[4] Generally, in my view, every effort should be made to avoid the adjournment of trials once set under the program, as litigants in other cases have had to forgo the opportunity to set down their applications or trials for hearing, because either or both the trial management judge’s rota time and court time have been reserved for a 20?plus case.

[5] In more general terms, perhaps, Levine J., as she then was, referred to the need to consider such broader interests of justice when deciding an adjournment application respecting a long trial in Strata Plan VR No. 2000 v. Shaw, at para. 26. Justice Dorgan referred to the above with apparent approval in denying a defence application for an adjournment in J.S. (Guardian ad litem of) v. D.S., at para 17.

Repost: Ice, Snow and Your ICBC Injury Claim

November 20th, 2010

The first snow of the year is falling and with it will come the usual increase in motor vehicle accidents.  With this in mind I’m republishing a post I originally wrote in the early days of this blog:

Snow in BC has two reliable results 1. Car Accidents, 2. Phone calls to ICBC and lawyers about those car accidents. The second is particularly true in Victoria and Vancouver because of the local populations relative inexperience dealing with winter driving conditions.

In anticipation of the almost certain phone calls I will receive this week I write this post.

If you are the driver involved in a single vehicle accident in British Columbia, and you lost control due to the weather, all you can likely claim from ICBC are Part 7 Benefits. There is (except in some unusually peculiar situations such as an ICBC insured driver contributing to the road hazards) in all likelihood no claim from ICBC for pain and suffering and other losses in these circumstances.  Your right to claim pain and suffering and other “tort” damages only arises if someone else is at fault for your injuries. In single vehicle accidents drivers usually only have themselves or the weather to blame.

If someone else contributed to the accident (perhaps the road maintenance company for failing to act in a timely fashion or perhaps a mechanic for failing to bring your vehicle up to snuff last time you had it inspected) you will have to make a claim against them. Chances are they are not insured through ICBC for such claims and instead you will have to claim against their policy of private insurance.
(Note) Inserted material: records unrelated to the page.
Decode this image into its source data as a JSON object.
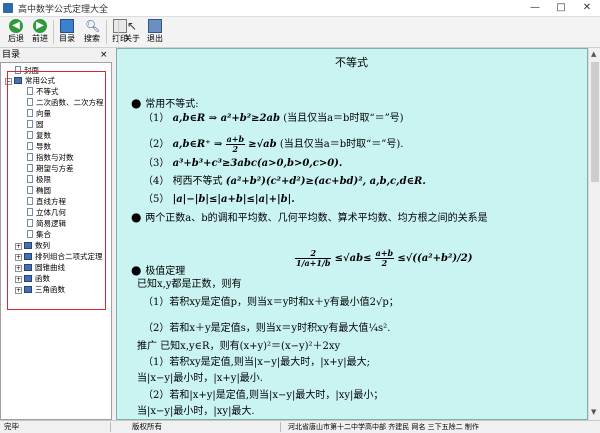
{
  "window": {
    "title": "高中数学公式定理大全",
    "minimize": "—",
    "maximize": "□",
    "close": "✕"
  },
  "toolbar": {
    "back": "后退",
    "forward": "前进",
    "toc": "目录",
    "search": "搜索",
    "print": "打印",
    "about": "关于",
    "exit": "退出"
  },
  "panel": {
    "title": "目录",
    "close": "×"
  },
  "tree": {
    "cover": "封面",
    "group_open": "常用公式",
    "children": [
      "不等式",
      "二次函数、二次方程",
      "向量",
      "圆",
      "复数",
      "导数",
      "指数与对数",
      "期望与方差",
      "极限",
      "椭圆",
      "直线方程",
      "立体几何",
      "简易逻辑",
      "集合"
    ],
    "groups_closed": [
      "数列",
      "排列组合二项式定理",
      "圆锥曲线",
      "函数",
      "三角函数"
    ]
  },
  "content": {
    "heading": "不等式",
    "s1_title": "常用不等式:",
    "l1_num": "（1）",
    "l1_math": "a,b∈R ⇒ a²+b²≥2ab",
    "l1_note": "(当且仅当a＝b时取“＝”号)",
    "l2_num": "（2）",
    "l2_frac_num": "a+b",
    "l2_frac_den": "2",
    "l2_math": "≥√ab",
    "l2_pre": "a,b∈R⁺ ⇒",
    "l2_note": "(当且仅当a＝b时取“＝”号).",
    "l3_num": "（3）",
    "l3_math": "a³+b³+c³≥3abc(a>0,b>0,c>0).",
    "l4_num": "（4）",
    "l4_label": "柯西不等式",
    "l4_math": "(a²+b²)(c²+d²)≥(ac+bd)², a,b,c,d∈R.",
    "l5_num": "（5）",
    "l5_math": "|a|−|b|≤|a+b|≤|a|+|b|.",
    "s2": "两个正数a、b的调和平均数、几何平均数、算术平均数、均方根之间的关系是",
    "mean_formula_left": "2",
    "mean_formula_den": "1/a+1/b",
    "mean_formula_mid": "≤√ab≤",
    "mean_formula_frac_num": "a+b",
    "mean_formula_frac_den": "2",
    "mean_formula_end": "≤√((a²+b²)/2)",
    "s3_title": "极值定理",
    "s3_l1": "已知x,y都是正数，则有",
    "s3_l2": "（1）若积xy是定值p，则当x＝y时和x＋y有最小值2√p；",
    "s3_l3": "（2）若和x＋y是定值s，则当x＝y时积xy有最大值¼s².",
    "s3_l4": "推广  已知x,y∈R，则有(x+y)²＝(x−y)²＋2xy",
    "s3_l5": "（1）若积xy是定值,则当|x−y|最大时，|x+y|最大;",
    "s3_l6": "当|x−y|最小时，|x+y|最小.",
    "s3_l7": "（2）若和|x+y|是定值,则当|x−y|最大时，|xy|最小；",
    "s3_l8": "当|x−y|最小时，|xy|最大."
  },
  "status": {
    "ready": "完毕",
    "copyright": "版权所有",
    "author": "河北省唐山市第十二中学高中部   齐建民   网名  三下五除二  制作"
  }
}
Now, if you are a passenger in a single vehicle, weather related accident, and your driver did not operate the vehicle safely in all the circumstances (for example driving too fast for the known or anticipated poor road conditions) and this caused or contributed to the collision then you can bring a tort claim against them in addition to claiming your Part 7 Benefits.

If you are advancing a tort claim against a driver be weary of the defence of “inevitable accident”. ICBC defends claims. One of the best defences to a weather related accident is that it was “inevitable”. What this means is that the driver, operating safely, could not have avoided losing control of his vehicle. If this can be proven then the tort claim can be defeated.

People naturally don’t want to get those known to them in trouble and it is all too common for passengers reporting such a claim to ICBC to readily agree to how unexpected the accident was and how the driver was operating the vehicle very carefully. If this is true that’s fine. My words of caution are as follows: If the driver was not careful and you give ICBC the alternate impression with a view towards helping the driver out, your statement may severely damage your ability to bring a tort claim.

Tell the truth and know what’s at stake when doing so. If ICBC gets the false impression that an accident was inevitable you will have a much harder time advancing or settling your tort claim.
The bottom line is this: If an accident truly is inevitable and there is no tort claim so be it, but, don’t lead ICBC to this conclusion if it isn’t true. Doing so will harm your claim for lawful compensation.